Item Type:Journal Article, refereed, original work
Communities & Collections:04 Faculty of Medicine > Institute of Evolutionary Medicine
06 Faculty of Arts > Institute of History
Dewey Decimal Classification:610 Medicine & health
900 History
Uncontrolled Keywords:Stature, Birthweight, Maternal effectsm 19th/20th centuries, Trends
Language:English
Date:19 June 2023
Deposited On:25 Jun 2023 11:28
Last Modified:29 Jun 2024 01:36
Publisher:Oxford University Press
ISSN:2752-6542
OA Status:Gold
Free access at:Publisher DOI. An embargo period may apply.
Publisher DOI:https://doi.org/10.1093/pnasnexus/pgad208
PubMed ID:37388921
  • Content: Accepted Version
  • Language: English

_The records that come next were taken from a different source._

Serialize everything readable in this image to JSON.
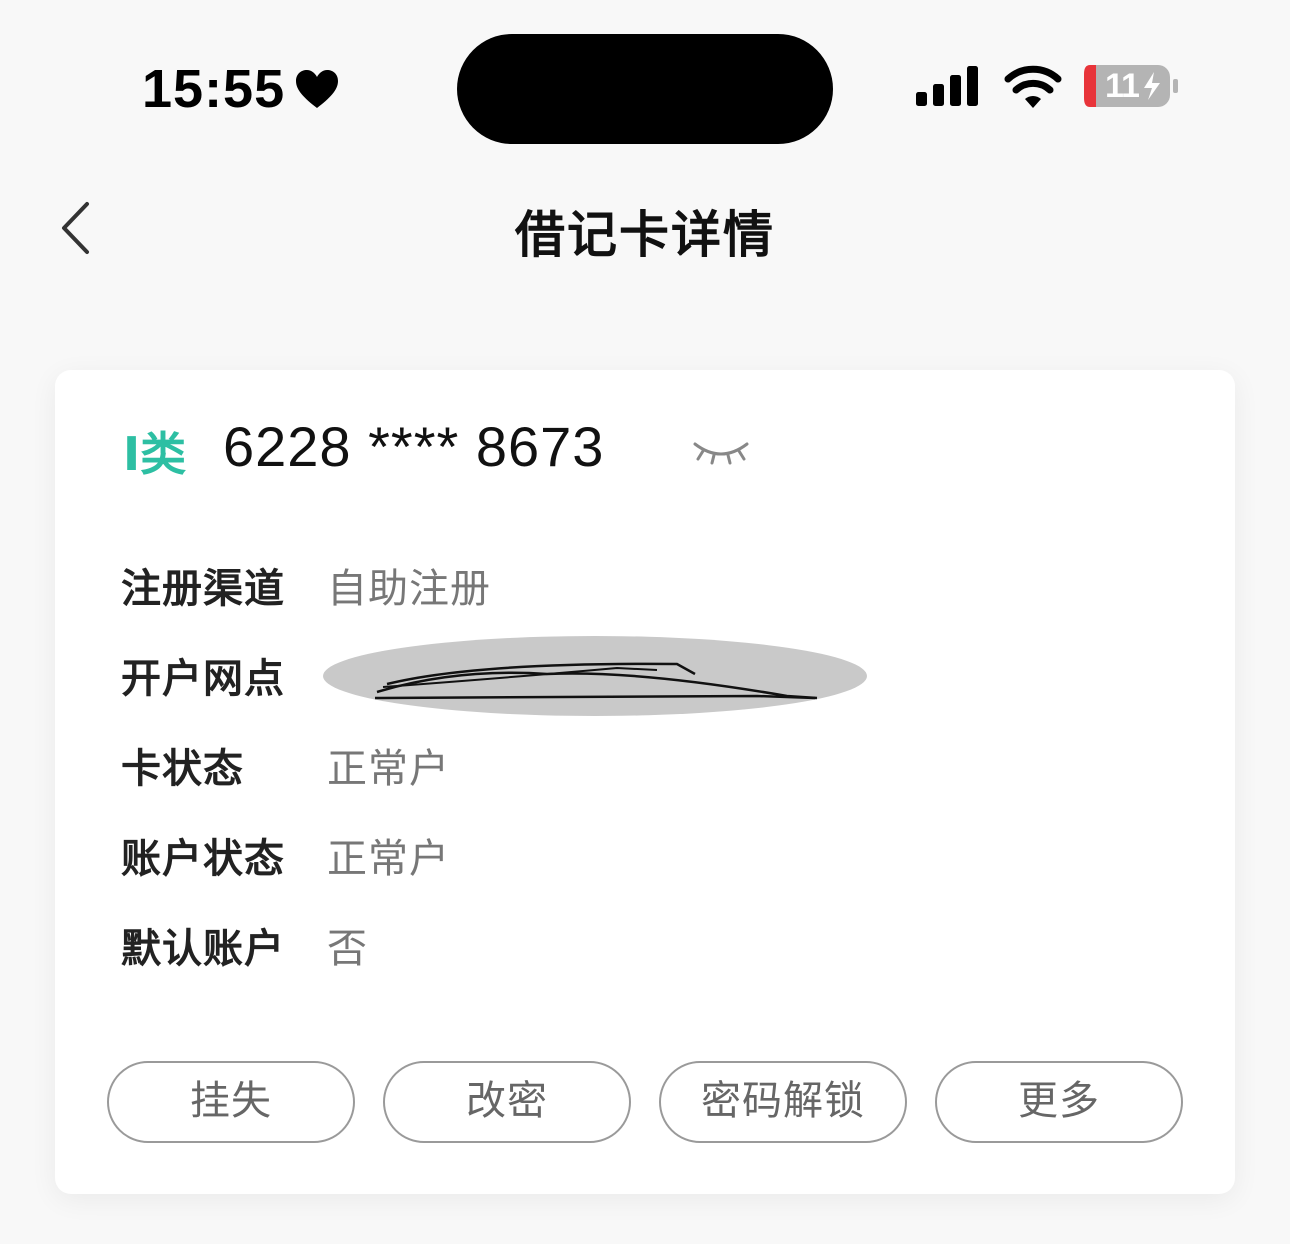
{
  "status_bar": {
    "time": "15:55",
    "battery": "11",
    "icons": [
      "heart-icon",
      "signal-icon",
      "wifi-icon",
      "battery-charging-icon"
    ]
  },
  "header": {
    "title": "借记卡详情",
    "back_icon": "chevron-left-icon"
  },
  "card": {
    "type": "I类",
    "number": "6228 **** 8673",
    "accent_color": "#2dbfa3",
    "eye_icon": "eye-closed-icon",
    "rows": [
      {
        "label": "注册渠道",
        "value": "自助注册"
      },
      {
        "label": "开户网点",
        "value": ""
      },
      {
        "label": "卡状态",
        "value": "正常户"
      },
      {
        "label": "账户状态",
        "value": "正常户"
      },
      {
        "label": "默认账户",
        "value": "否"
      }
    ],
    "actions": [
      "挂失",
      "改密",
      "密码解锁",
      "更多"
    ]
  }
}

  • Licence: Creative Commons: Attribution-NonCommercial-NoDerivatives 4.0 International (CC BY-NC-ND 4.0)